Sub-freezing weather returns tonight, and another winter storm is supposed to be heading here for year’s end, so any chance to wet a line will have to wait for 2021. Lets all hope it is a much safer and more friendly year. I did get some frigid sunshine yesterday morning, enough to get me out for my river walk and some of that fresh winter air. Best to be thankful for the small gifts we receive.
My motivation for fly tying sort of comes and goes. One hundred eighty-three and one half dozen flies I have tied this year have me more than ready for next season, and likely the season after that. I could begin sorting through fly boxes, but there’s an awful lot of winter ahead. I might need that little task one day to stave off the shack nasties, cabin fever, or whatever you might call that madness that creeps into the brain too far removed from mayflies and rising trout.
I do have a couple of books on order, though it might be weeks before I see them. Postal service has become chuck-and-chance-it. There is Schwiebert! I finally acquired his two volume opus “Trout” last spring. I’ve read a little, but saved most of it for winter, as this is my reading season. How I would love to have the chance to walk along the stream with him once again!
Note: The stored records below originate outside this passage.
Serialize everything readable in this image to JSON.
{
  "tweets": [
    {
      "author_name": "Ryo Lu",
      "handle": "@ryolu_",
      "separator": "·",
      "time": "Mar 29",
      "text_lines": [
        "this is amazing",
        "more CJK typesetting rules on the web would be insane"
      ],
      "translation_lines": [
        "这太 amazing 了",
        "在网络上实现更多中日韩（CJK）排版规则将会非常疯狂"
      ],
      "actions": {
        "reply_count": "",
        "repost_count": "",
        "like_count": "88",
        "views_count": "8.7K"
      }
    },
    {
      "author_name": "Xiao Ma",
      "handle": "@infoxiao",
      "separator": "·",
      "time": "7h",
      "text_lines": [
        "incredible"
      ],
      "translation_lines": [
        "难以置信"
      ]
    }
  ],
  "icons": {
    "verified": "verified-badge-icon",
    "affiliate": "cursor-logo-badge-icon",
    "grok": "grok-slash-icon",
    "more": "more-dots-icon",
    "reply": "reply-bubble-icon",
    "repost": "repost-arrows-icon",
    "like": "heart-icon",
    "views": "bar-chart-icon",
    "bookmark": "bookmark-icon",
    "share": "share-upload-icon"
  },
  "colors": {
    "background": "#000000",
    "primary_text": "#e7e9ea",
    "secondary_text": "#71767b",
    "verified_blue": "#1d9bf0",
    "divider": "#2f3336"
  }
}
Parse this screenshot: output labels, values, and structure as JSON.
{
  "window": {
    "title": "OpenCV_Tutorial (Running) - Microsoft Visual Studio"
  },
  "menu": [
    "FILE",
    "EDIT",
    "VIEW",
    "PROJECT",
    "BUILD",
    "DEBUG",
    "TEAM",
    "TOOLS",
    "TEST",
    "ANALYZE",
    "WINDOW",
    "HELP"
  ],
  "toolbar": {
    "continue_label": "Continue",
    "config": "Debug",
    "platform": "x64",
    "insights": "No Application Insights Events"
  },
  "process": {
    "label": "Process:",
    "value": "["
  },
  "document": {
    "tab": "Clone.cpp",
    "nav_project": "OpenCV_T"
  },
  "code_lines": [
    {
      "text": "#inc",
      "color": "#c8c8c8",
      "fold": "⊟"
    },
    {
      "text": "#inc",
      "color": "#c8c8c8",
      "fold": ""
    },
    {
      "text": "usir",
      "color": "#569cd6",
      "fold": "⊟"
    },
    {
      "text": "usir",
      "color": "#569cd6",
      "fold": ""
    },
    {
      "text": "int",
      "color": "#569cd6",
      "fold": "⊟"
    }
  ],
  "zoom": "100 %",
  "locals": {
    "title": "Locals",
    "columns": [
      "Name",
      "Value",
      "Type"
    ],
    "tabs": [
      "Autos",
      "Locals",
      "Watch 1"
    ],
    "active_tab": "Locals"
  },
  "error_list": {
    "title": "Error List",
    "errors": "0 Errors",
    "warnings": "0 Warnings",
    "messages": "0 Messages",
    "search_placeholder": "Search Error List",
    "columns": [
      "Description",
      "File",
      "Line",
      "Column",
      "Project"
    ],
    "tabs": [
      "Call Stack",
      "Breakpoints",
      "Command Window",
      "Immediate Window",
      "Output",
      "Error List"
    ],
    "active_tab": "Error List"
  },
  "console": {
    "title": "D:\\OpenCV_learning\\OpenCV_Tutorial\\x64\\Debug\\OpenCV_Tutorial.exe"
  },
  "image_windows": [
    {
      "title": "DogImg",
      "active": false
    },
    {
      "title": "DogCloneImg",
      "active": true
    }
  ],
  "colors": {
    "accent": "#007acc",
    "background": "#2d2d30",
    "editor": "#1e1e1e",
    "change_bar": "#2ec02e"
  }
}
I am thankful that I can, in some way at least, through his words and my sparks of memory!
I have fished all over the world thanks to Ernie’s remarkable writing! Trout in Chile and Argentina and throughout the American West have risen to our flies, and the great salmon of Norway have stripped our reels bare as they muscled their way back to the seas! Best of all I can return at a moment’s notice to any of these beats, the finest fly fishing in all the world lies at my fingertips, right there on the shelf. Yes, I think I’ll go there now…